(Items from a data source)
..............................

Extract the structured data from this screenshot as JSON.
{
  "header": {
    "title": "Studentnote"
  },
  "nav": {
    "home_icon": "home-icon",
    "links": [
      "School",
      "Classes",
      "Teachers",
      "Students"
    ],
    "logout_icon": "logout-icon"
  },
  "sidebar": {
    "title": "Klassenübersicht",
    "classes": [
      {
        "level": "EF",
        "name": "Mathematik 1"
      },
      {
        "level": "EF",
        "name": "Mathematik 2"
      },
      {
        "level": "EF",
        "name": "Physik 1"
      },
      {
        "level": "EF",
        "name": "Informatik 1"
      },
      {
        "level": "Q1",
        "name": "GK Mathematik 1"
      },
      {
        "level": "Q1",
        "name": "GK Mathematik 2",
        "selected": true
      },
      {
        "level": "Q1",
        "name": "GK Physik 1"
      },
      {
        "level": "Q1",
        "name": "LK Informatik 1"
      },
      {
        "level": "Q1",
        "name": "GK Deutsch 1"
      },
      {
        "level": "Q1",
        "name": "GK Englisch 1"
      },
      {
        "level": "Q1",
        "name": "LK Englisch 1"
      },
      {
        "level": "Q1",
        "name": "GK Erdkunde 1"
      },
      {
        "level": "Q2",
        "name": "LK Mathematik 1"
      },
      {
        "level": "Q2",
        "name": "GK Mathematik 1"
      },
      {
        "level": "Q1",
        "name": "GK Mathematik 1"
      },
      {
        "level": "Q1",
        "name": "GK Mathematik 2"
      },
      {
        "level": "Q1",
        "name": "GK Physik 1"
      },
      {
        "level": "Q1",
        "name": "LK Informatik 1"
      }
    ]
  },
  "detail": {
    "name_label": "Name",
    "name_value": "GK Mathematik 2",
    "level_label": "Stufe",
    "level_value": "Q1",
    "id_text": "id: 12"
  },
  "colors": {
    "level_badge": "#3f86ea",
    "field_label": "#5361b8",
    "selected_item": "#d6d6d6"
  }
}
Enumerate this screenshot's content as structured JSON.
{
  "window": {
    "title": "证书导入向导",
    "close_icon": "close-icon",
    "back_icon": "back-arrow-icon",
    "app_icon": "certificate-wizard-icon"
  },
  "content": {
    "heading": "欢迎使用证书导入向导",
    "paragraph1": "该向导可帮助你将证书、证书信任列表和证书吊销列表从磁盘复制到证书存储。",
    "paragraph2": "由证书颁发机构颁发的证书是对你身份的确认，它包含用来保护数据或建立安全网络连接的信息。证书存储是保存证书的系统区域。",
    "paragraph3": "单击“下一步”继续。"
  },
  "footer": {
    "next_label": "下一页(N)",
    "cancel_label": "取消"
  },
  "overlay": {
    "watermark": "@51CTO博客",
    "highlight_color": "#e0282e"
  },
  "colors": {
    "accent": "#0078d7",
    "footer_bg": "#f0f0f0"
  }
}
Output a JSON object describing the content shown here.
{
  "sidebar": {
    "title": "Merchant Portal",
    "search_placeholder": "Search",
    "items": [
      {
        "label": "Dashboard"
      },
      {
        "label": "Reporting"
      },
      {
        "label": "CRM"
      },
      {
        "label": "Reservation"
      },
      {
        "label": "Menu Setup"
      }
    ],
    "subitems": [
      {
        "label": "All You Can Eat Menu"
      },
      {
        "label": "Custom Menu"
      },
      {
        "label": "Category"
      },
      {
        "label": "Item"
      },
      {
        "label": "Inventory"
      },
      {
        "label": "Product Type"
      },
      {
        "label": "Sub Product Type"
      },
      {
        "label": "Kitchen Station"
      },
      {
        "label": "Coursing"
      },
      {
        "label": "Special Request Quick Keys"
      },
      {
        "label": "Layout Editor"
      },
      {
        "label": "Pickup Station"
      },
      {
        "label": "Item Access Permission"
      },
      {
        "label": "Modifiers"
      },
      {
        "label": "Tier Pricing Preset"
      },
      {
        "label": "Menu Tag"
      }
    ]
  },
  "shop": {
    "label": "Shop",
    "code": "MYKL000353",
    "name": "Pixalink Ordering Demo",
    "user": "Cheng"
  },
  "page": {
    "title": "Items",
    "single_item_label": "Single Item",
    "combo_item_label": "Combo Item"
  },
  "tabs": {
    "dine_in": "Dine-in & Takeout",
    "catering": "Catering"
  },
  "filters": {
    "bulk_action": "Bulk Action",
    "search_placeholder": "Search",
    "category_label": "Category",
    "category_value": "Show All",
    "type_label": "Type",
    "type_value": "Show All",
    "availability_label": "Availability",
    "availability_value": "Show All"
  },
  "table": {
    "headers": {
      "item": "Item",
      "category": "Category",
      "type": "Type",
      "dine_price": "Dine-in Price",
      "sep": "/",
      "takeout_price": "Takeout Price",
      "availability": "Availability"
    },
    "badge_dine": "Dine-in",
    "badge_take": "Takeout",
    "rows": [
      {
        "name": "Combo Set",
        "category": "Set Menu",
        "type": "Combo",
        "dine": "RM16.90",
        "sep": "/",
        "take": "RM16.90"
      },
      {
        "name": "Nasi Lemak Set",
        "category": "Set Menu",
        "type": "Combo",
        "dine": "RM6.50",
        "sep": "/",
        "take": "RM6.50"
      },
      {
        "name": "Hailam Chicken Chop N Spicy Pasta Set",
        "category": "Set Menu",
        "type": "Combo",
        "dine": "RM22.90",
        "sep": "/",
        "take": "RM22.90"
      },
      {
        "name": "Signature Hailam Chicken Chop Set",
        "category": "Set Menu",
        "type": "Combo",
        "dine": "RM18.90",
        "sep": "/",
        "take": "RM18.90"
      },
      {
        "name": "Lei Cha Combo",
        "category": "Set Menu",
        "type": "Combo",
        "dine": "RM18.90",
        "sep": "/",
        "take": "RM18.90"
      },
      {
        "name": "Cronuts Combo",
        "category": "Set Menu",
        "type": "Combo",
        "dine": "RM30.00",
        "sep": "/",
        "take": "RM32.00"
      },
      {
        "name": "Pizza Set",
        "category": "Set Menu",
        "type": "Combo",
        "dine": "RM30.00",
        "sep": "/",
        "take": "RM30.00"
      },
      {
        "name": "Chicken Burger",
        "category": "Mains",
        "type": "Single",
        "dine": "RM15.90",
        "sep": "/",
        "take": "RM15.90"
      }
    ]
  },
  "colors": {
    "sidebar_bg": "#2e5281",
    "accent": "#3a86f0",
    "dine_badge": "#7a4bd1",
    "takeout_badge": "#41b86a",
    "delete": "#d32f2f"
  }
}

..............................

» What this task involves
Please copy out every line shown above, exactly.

» Task answer
Extract the structured data from this screenshot as JSON.
{
  "header": {
    "title": "Studentnote"
  },
  "nav": {
    "home_icon": "home-icon",
    "links": [
      "School",
      "Classes",
      "Teachers",
      "Students"
    ],
    "logout_icon": "logout-icon"
  },
  "sidebar": {
    "title": "Klassenübersicht",
    "classes": [
      {
        "level": "EF",
        "name": "Mathematik 1"
      },
      {
        "level": "EF",
        "name": "Mathematik 2"
      },
      {
        "level": "EF",
        "name": "Physik 1"
      },
      {
        "level": "EF",
        "name": "Informatik 1"
      },
      {
        "level": "Q1",
        "name": "GK Mathematik 1"
      },
      {
        "level": "Q1",
        "name": "GK Mathematik 2",
        "selected": true
      },
      {
        "level": "Q1",
        "name": "GK Physik 1"
      },
      {
        "level": "Q1",
        "name": "LK Informatik 1"
      },
      {
        "level": "Q1",
        "name": "GK Deutsch 1"
      },
      {
        "level": "Q1",
        "name": "GK Englisch 1"
      },
      {
        "level": "Q1",
        "name": "LK Englisch 1"
      },
      {
        "level": "Q1",
        "name": "GK Erdkunde 1"
      },
      {
        "level": "Q2",
        "name": "LK Mathematik 1"
      },
      {
        "level": "Q2",
        "name": "GK Mathematik 1"
      },
      {
        "level": "Q1",
        "name": "GK Mathematik 1"
      },
      {
        "level": "Q1",
        "name": "GK Mathematik 2"
      },
      {
        "level": "Q1",
        "name": "GK Physik 1"
      },
      {
        "level": "Q1",
        "name": "LK Informatik 1"
      }
    ]
  },
  "detail": {
    "name_label": "Name",
    "name_value": "GK Mathematik 2",
    "level_label": "Stufe",
    "level_value": "Q1",
    "id_text": "id: 12"
  },
  "colors": {
    "level_badge": "#3f86ea",
    "field_label": "#5361b8",
    "selected_item": "#d6d6d6"
  }
}
Enumerate this screenshot's content as structured JSON.
{
  "window": {
    "title": "证书导入向导",
    "close_icon": "close-icon",
    "back_icon": "back-arrow-icon",
    "app_icon": "certificate-wizard-icon"
  },
  "content": {
    "heading": "欢迎使用证书导入向导",
    "paragraph1": "该向导可帮助你将证书、证书信任列表和证书吊销列表从磁盘复制到证书存储。",
    "paragraph2": "由证书颁发机构颁发的证书是对你身份的确认，它包含用来保护数据或建立安全网络连接的信息。证书存储是保存证书的系统区域。",
    "paragraph3": "单击“下一步”继续。"
  },
  "footer": {
    "next_label": "下一页(N)",
    "cancel_label": "取消"
  },
  "overlay": {
    "watermark": "@51CTO博客",
    "highlight_color": "#e0282e"
  },
  "colors": {
    "accent": "#0078d7",
    "footer_bg": "#f0f0f0"
  }
}
Output a JSON object describing the content shown here.
{
  "sidebar": {
    "title": "Merchant Portal",
    "search_placeholder": "Search",
    "items": [
      {
        "label": "Dashboard"
      },
      {
        "label": "Reporting"
      },
      {
        "label": "CRM"
      },
      {
        "label": "Reservation"
      },
      {
        "label": "Menu Setup"
      }
    ],
    "subitems": [
      {
        "label": "All You Can Eat Menu"
      },
      {
        "label": "Custom Menu"
      },
      {
        "label": "Category"
      },
      {
        "label": "Item"
      },
      {
        "label": "Inventory"
      },
      {
        "label": "Product Type"
      },
      {
        "label": "Sub Product Type"
      },
      {
        "label": "Kitchen Station"
      },
      {
        "label": "Coursing"
      },
      {
        "label": "Special Request Quick Keys"
      },
      {
        "label": "Layout Editor"
      },
      {
        "label": "Pickup Station"
      },
      {
        "label": "Item Access Permission"
      },
      {
        "label": "Modifiers"
      },
      {
        "label": "Tier Pricing Preset"
      },
      {
        "label": "Menu Tag"
      }
    ]
  },
  "shop": {
    "label": "Shop",
    "code": "MYKL000353",
    "name": "Pixalink Ordering Demo",
    "user": "Cheng"
  },
  "page": {
    "title": "Items",
    "single_item_label": "Single Item",
    "combo_item_label": "Combo Item"
  },
  "tabs": {
    "dine_in": "Dine-in & Takeout",
    "catering": "Catering"
  },
  "filters": {
    "bulk_action": "Bulk Action",
    "search_placeholder": "Search",
    "category_label": "Category",
    "category_value": "Show All",
    "type_label": "Type",
    "type_value": "Show All",
    "availability_label": "Availability",
    "availability_value": "Show All"
  },
  "table": {
    "headers": {
      "item": "Item",
      "category": "Category",
      "type": "Type",
      "dine_price": "Dine-in Price",
      "sep": "/",
      "takeout_price": "Takeout Price",
      "availability": "Availability"
    },
    "badge_dine": "Dine-in",
    "badge_take": "Takeout",
    "rows": [
      {
        "name": "Combo Set",
        "category": "Set Menu",
        "type": "Combo",
        "dine": "RM16.90",
        "sep": "/",
        "take": "RM16.90"
      },
      {
        "name": "Nasi Lemak Set",
        "category": "Set Menu",
        "type": "Combo",
        "dine": "RM6.50",
        "sep": "/",
        "take": "RM6.50"
      },
      {
        "name": "Hailam Chicken Chop N Spicy Pasta Set",
        "category": "Set Menu",
        "type": "Combo",
        "dine": "RM22.90",
        "sep": "/",
        "take": "RM22.90"
      },
      {
        "name": "Signature Hailam Chicken Chop Set",
        "category": "Set Menu",
        "type": "Combo",
        "dine": "RM18.90",
        "sep": "/",
        "take": "RM18.90"
      },
      {
        "name": "Lei Cha Combo",
        "category": "Set Menu",
        "type": "Combo",
        "dine": "RM18.90",
        "sep": "/",
        "take": "RM18.90"
      },
      {
        "name": "Cronuts Combo",
        "category": "Set Menu",
        "type": "Combo",
        "dine": "RM30.00",
        "sep": "/",
        "take": "RM32.00"
      },
      {
        "name": "Pizza Set",
        "category": "Set Menu",
        "type": "Combo",
        "dine": "RM30.00",
        "sep": "/",
        "take": "RM30.00"
      },
      {
        "name": "Chicken Burger",
        "category": "Mains",
        "type": "Single",
        "dine": "RM15.90",
        "sep": "/",
        "take": "RM15.90"
      }
    ]
  },
  "colors": {
    "sidebar_bg": "#2e5281",
    "accent": "#3a86f0",
    "dine_badge": "#7a4bd1",
    "takeout_badge": "#41b86a",
    "delete": "#d32f2f"
  }
}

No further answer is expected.